Sources and Referential Data
- Blood Brain Barrier – Wikipedia
- Which Supplements Does Ray Kurzweil Take? – Quora Forum
- Cortex Generation 1 NootropicÂ
- The Cholinergic Mechanisms of Alcar – Longecity
- Acetyl-L-Carnitine as a Precursor to Acetylcholine – Pubmed
- Dietary supplementation with uridine-5′-monophosphate (UMP), a membrane phosphatide precursor, increases acetylcholine level and release in striatum of aged rat – Pubmed
- Chronic acetyl-L-carnitine alters brain energy metabolism and increases noradrenaline and serotonin content in healthy mice – Pubmed
- L-Carnitine – Examine.com

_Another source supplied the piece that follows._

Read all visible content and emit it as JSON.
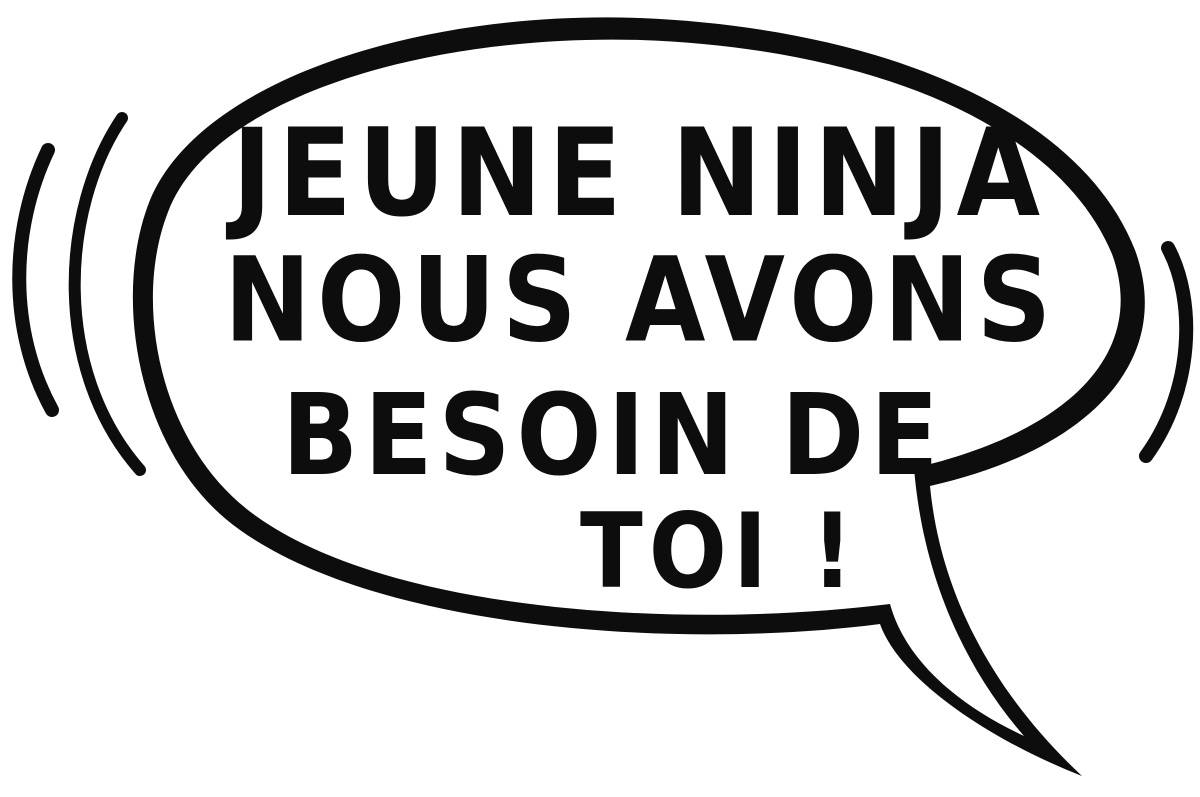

- Effects of acetyl-L-carnitine on regional cerebral glucose metabolism in awake rats – Pubmed
- Glucose metabolism in normal aging and Alzheimerâ€™s disease: Methodological and physiological considerations for PET studies – Pubmed
- Acetyl-L-Carnitine -Â benbest.com/
- The Best Nerve Growth Factor Stack – Braintropic.com
- Rita Levi Montalcini – Wikipedia
- Interview with Rita Levi Montalcini – Nobelprize.org
- Acetyl-L-carnitine treatment increases nerve growth factor levels and choline acetyltransferase activity in the central nervous system of aged rats – Pubmed
- Nerve Growth Factor – Wikipedia
- Nootropics help sleep apnea induced cognitive impairment – LiveCortex.com
- Ashwagandha as a Nootropic – inhumanexperiment.blogspot.com
- Screening of selected Indian medicinal plants for acetylcholinesterase inhibitory activity – Pubmed
- Acorus Calamus – Wikipedia
- Sulbutiamine – Wikipedia